Assignment >>
Scan the material below for lines with the word "title" and report how many there are, with nothing added.

########################################

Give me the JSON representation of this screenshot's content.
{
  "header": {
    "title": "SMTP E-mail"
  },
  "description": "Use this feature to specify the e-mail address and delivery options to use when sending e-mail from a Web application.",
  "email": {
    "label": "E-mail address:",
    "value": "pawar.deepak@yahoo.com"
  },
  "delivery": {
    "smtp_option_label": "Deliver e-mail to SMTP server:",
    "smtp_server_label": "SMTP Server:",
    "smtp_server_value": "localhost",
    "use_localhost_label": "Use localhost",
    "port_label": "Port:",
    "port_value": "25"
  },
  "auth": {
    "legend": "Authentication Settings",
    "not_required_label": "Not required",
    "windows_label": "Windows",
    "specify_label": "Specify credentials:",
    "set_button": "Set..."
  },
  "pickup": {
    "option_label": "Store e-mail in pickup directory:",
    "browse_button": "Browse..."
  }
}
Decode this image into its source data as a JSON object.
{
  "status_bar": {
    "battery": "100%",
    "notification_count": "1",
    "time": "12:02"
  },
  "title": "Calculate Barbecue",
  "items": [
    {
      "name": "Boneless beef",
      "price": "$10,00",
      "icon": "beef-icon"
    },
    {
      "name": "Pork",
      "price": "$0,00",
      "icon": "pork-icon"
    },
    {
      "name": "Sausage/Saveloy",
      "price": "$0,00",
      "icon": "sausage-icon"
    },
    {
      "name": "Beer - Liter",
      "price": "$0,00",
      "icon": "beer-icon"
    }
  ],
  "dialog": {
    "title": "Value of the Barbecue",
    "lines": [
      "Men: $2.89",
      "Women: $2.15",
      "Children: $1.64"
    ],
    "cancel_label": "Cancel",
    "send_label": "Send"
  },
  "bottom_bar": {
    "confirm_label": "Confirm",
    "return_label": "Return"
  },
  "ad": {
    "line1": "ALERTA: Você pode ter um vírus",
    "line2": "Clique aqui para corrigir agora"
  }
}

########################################

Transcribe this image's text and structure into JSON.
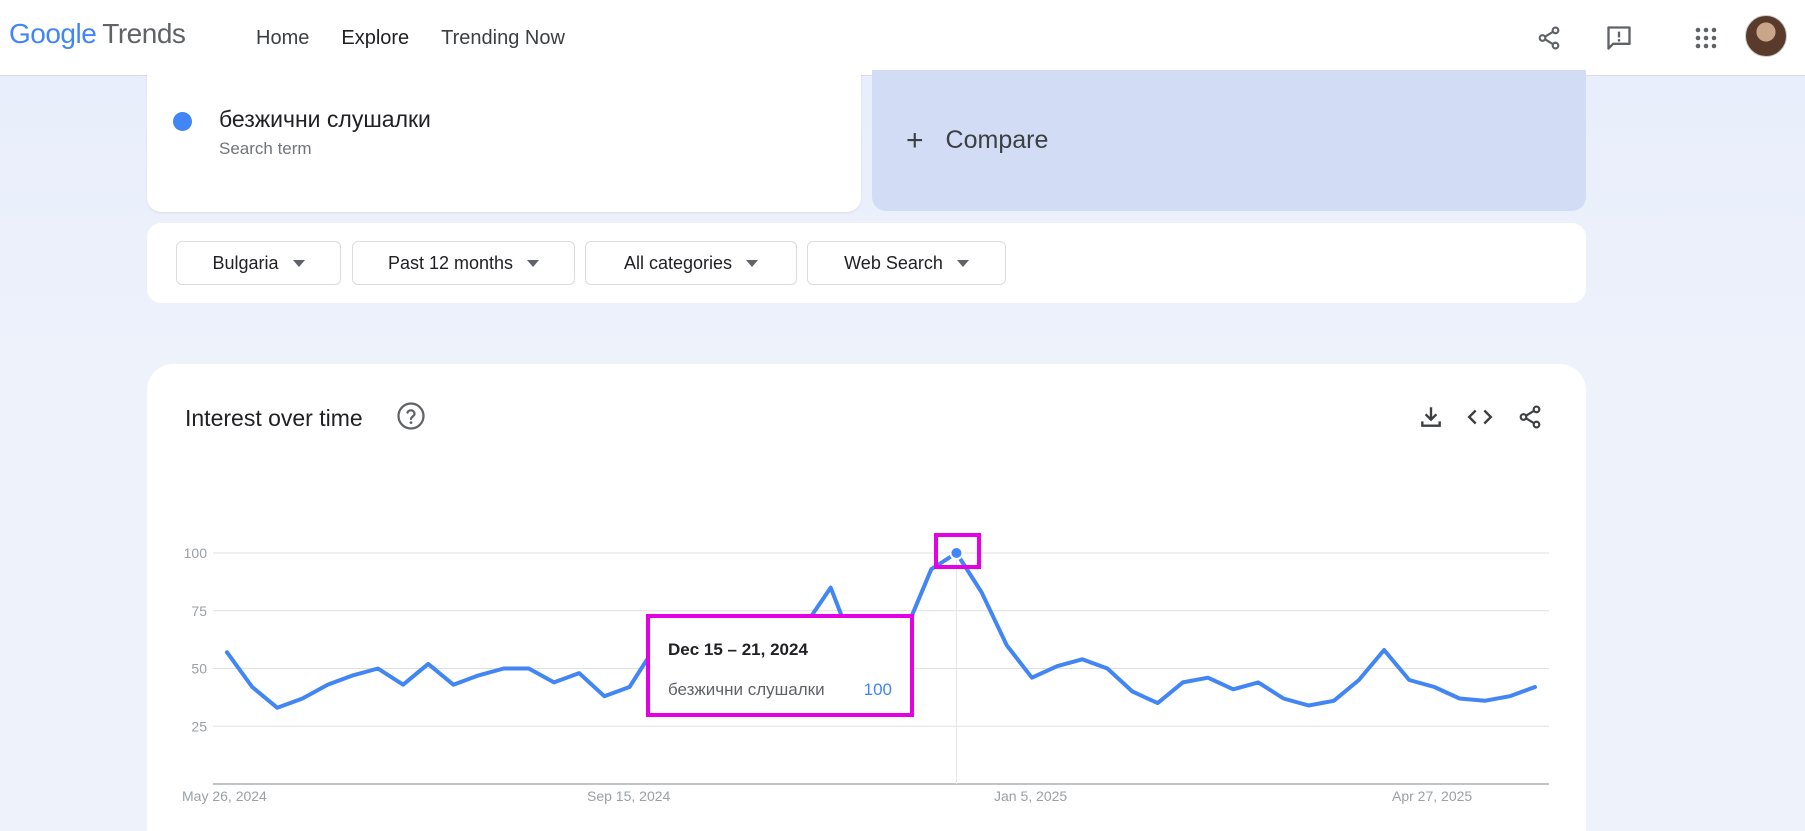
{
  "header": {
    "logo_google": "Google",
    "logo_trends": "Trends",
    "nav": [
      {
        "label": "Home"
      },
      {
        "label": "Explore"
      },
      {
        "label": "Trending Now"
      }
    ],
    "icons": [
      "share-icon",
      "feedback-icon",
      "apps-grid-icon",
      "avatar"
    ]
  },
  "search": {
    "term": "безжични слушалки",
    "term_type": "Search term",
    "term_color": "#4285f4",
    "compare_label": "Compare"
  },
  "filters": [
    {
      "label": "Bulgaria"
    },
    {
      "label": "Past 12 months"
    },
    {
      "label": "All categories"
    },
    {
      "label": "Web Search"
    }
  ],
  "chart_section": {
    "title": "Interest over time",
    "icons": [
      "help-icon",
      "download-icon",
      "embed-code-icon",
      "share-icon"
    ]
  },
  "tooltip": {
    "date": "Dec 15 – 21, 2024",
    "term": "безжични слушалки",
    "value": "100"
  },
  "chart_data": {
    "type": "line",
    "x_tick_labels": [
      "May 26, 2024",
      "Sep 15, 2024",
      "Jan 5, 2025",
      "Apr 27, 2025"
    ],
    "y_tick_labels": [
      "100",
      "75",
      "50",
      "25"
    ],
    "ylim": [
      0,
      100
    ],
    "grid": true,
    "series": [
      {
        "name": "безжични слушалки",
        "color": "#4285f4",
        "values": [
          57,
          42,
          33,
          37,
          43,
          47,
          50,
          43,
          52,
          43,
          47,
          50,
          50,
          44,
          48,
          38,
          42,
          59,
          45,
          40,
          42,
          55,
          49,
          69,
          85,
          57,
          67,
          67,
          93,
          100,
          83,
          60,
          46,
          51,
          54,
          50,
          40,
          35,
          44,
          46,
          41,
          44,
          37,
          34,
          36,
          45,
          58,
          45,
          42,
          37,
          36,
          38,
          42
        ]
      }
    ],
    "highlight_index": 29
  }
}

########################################

Result of the exercise >>
4